"There is a time for everything, and a season for every activity under the heavens." Ecclesiastes 3:1
The season has changed. New growth sprouts silently from the muddied ground, leaf buds give life to barren branches; missing birds return, sleepy animals emerge from their slumber. The timeless evidence is unmistaken; it's spring.
It didn't announce its return with any loud fanfare. Instead, it crept in unnoticeably silent. We anticipated its appearance and yet for some reason, we were surprised to witness those first signs.
Isn't it that way with the changing seasons of our lives, too? The spring of our lives is full of growth and changes celebrated with great applause and recognition. All our needs and wants are met (hopefully) by loving parents. In summer we're independent, busy raising our own children, barely taking time to stop and glance into the mirror. Then fall arrives. Life slows down a bit. We take time for "us" and reevaluate where it is we're headed. We finally take time to look at our reflections. At first we're startled to see our mother or father staring back at us. Quickly coming to our senses we wonder, "When did all those gray hairs and wrinkles appear?" Ah yes, those timeless signs of change crept in unnoticeably silent.

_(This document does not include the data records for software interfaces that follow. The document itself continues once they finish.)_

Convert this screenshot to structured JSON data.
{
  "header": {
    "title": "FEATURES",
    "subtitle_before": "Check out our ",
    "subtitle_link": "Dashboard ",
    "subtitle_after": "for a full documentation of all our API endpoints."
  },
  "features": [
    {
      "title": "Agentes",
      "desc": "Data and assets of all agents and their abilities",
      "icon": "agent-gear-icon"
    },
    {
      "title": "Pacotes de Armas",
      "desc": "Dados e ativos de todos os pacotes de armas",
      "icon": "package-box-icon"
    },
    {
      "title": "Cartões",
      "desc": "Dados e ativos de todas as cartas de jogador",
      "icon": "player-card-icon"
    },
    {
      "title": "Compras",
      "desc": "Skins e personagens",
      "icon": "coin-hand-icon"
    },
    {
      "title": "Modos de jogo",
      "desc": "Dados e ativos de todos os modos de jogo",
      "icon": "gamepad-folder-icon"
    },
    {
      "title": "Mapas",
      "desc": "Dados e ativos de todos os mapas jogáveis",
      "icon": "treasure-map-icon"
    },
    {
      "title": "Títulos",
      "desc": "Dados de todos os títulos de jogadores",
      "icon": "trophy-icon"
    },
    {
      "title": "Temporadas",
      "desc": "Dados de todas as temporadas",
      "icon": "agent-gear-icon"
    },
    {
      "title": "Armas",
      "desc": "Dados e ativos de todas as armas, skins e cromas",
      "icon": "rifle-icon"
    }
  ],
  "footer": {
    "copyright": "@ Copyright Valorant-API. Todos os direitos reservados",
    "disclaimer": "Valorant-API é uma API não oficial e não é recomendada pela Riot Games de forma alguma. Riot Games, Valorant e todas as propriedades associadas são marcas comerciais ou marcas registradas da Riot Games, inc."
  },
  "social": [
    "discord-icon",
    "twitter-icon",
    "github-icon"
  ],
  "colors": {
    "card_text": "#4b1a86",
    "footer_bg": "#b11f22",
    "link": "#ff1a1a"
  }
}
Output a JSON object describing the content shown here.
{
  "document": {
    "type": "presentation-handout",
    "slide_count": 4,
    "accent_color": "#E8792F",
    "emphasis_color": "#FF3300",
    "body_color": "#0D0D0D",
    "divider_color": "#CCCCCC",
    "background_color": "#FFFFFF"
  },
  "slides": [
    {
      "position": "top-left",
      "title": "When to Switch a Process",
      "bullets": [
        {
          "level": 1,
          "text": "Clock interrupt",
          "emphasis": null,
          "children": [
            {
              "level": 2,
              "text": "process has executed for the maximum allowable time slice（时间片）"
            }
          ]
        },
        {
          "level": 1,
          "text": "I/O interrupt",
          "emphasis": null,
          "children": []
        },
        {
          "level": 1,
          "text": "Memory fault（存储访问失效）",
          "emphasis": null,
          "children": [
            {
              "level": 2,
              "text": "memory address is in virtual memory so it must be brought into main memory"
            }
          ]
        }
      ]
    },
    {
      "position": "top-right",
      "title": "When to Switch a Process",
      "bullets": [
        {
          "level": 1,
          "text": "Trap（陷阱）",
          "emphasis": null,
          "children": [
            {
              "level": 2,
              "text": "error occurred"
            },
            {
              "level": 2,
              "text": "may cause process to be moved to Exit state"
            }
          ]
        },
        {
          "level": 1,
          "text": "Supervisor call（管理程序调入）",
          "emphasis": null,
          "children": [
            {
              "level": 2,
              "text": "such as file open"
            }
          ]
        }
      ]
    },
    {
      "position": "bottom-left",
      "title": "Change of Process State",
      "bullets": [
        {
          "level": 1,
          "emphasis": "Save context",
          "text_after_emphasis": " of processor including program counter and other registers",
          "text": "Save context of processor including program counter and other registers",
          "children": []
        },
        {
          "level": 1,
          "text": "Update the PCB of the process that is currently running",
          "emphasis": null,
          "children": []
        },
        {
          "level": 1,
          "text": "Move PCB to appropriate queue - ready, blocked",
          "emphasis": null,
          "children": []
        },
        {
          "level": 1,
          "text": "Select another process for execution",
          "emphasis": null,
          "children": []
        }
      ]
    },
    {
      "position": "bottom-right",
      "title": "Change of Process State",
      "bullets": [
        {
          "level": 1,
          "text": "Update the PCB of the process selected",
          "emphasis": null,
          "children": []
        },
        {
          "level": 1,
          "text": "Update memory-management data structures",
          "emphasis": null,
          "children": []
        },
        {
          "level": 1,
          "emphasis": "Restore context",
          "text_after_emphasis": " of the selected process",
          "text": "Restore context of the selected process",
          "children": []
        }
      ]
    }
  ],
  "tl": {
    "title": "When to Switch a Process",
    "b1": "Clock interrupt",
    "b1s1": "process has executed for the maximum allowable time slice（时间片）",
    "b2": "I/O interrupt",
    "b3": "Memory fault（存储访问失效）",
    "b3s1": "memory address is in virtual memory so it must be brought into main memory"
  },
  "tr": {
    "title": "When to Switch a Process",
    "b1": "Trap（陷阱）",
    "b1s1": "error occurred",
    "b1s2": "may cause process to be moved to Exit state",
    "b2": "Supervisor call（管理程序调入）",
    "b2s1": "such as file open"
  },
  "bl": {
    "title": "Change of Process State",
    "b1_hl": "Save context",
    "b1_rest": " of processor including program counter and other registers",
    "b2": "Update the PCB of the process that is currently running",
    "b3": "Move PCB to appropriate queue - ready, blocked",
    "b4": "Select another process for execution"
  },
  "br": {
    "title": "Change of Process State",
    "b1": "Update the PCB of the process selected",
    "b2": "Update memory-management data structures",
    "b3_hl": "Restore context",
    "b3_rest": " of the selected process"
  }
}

My husband and I have watched winter from a distance for awhile, now. It began as a season of perpetual light with our parents enjoying the harvest of a growing, extended family. They're faces glowed and, except for the crowns of snow on their heads, they seemed younger to me. However, in these past few years, the storms have come with greater frequency. The winter winds are now howling. Timeless signs of change are no longer silent but rather roaring in like a hungry lion. They just can't weather these storms alone any longer.
Recently, God reminded me of His design for family; how we are to care for one another in every season of life. In the Ten Commandments God wrote, "Honor your father and mother, so that you may live long in the land the Lord your God is giving you." (Exodus 20:12). Unfortunately, our modern families have grown farther apart by distance and dysfunction. We've focused on ourselves ("me") so much that we've forgotten who gave us life. We've forgotten that honoring our father and mother applies to us until their death. Paul says it more pointedly in his first letter to Timothy, "If anyone does not provide for his relatives, and especially for his immediate family, he has denied the faith and is worse than an unbeliever." (1 Tim. 5:8). In other words, if we call ourselves Christians but don't care for your closest relatives, then we're hypocrites. Ouch!
I'll admit, winter is a tough season. The storms are frequent and harsh. But weathered together, surrounded by those you love gives you strength. It makes the season more bearable. Like every season, winter doesn't last forever. Silently, from beneath the snow, new life begins.
"For God so loved the world that he gave his one and only Son, that whoever believes in him shall not perish but have eternal life." (John 3:16)
"Whoever believes in the Son has eternal life, but whoever rejects the Son will not see life, for Gods wrath remains on them." (John 3:36)
"And this is the testimony: God has given us eternal life, and this life is in his Son." 1 John 5:11